▸ **Directions for this task**
Give the number of lines in the records below that include "Economic". Reply with that number alone.

▸ **Data shown**
■ ■ ■ ■

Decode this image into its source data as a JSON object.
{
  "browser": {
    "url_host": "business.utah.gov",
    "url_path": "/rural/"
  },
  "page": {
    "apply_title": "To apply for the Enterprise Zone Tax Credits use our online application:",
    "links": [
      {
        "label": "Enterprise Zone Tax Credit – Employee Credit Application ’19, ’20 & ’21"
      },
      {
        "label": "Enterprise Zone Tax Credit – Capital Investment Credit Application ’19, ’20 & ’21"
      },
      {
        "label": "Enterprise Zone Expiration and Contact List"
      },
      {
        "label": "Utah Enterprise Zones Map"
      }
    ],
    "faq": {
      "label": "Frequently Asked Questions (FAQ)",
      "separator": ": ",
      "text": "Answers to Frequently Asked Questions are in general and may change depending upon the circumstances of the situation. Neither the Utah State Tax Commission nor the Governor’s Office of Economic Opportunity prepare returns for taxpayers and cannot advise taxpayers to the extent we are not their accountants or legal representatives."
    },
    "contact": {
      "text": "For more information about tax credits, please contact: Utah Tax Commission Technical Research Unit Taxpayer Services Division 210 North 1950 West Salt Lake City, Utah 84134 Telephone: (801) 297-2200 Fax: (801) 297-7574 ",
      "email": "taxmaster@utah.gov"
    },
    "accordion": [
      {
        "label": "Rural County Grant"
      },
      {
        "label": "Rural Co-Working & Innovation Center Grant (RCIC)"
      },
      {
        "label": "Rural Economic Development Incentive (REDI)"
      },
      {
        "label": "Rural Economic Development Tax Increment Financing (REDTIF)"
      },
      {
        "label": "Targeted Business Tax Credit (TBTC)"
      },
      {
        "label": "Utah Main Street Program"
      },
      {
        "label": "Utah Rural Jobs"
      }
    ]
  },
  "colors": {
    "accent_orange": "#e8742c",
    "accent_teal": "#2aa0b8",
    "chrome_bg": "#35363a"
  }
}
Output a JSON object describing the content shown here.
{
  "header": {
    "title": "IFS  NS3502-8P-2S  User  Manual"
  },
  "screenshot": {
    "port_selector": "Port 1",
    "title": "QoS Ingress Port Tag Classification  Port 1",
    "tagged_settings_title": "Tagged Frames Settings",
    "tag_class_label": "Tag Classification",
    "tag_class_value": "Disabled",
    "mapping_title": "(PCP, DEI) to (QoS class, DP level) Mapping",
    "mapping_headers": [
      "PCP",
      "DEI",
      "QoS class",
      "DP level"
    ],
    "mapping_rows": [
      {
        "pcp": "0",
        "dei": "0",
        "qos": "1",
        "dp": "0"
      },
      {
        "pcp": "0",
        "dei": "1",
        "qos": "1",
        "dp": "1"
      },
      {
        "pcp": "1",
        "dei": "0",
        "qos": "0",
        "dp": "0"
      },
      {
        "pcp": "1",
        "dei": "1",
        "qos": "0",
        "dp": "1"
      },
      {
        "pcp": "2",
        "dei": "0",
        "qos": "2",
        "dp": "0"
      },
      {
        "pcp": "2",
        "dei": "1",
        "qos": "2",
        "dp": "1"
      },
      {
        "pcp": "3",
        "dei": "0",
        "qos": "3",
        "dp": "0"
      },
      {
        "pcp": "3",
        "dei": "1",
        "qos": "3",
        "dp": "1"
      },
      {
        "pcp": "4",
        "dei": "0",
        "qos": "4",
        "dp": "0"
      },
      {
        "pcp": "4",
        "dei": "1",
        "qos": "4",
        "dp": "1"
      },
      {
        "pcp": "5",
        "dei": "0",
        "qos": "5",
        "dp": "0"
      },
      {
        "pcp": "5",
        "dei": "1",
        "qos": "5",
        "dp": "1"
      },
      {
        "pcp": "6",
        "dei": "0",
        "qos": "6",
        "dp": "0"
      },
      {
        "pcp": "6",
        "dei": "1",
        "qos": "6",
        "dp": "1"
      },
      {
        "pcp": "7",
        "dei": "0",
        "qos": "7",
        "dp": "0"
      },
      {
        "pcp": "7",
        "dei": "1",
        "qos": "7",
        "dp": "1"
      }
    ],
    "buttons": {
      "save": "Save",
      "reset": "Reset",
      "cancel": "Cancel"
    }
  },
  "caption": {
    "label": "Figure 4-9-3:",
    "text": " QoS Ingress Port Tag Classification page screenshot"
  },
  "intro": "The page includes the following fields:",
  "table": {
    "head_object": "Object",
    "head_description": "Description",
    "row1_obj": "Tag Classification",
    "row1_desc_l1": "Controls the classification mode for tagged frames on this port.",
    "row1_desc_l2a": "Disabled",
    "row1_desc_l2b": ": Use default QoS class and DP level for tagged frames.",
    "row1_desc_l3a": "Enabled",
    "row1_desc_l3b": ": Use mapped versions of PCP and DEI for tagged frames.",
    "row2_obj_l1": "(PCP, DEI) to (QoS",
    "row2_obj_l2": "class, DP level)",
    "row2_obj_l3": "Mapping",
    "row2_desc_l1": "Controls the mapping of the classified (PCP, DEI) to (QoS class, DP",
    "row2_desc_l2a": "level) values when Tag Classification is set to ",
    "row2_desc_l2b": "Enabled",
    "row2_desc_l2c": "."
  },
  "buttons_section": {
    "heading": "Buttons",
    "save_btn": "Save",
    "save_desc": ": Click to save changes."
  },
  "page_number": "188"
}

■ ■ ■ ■

▸ **Expected output**
3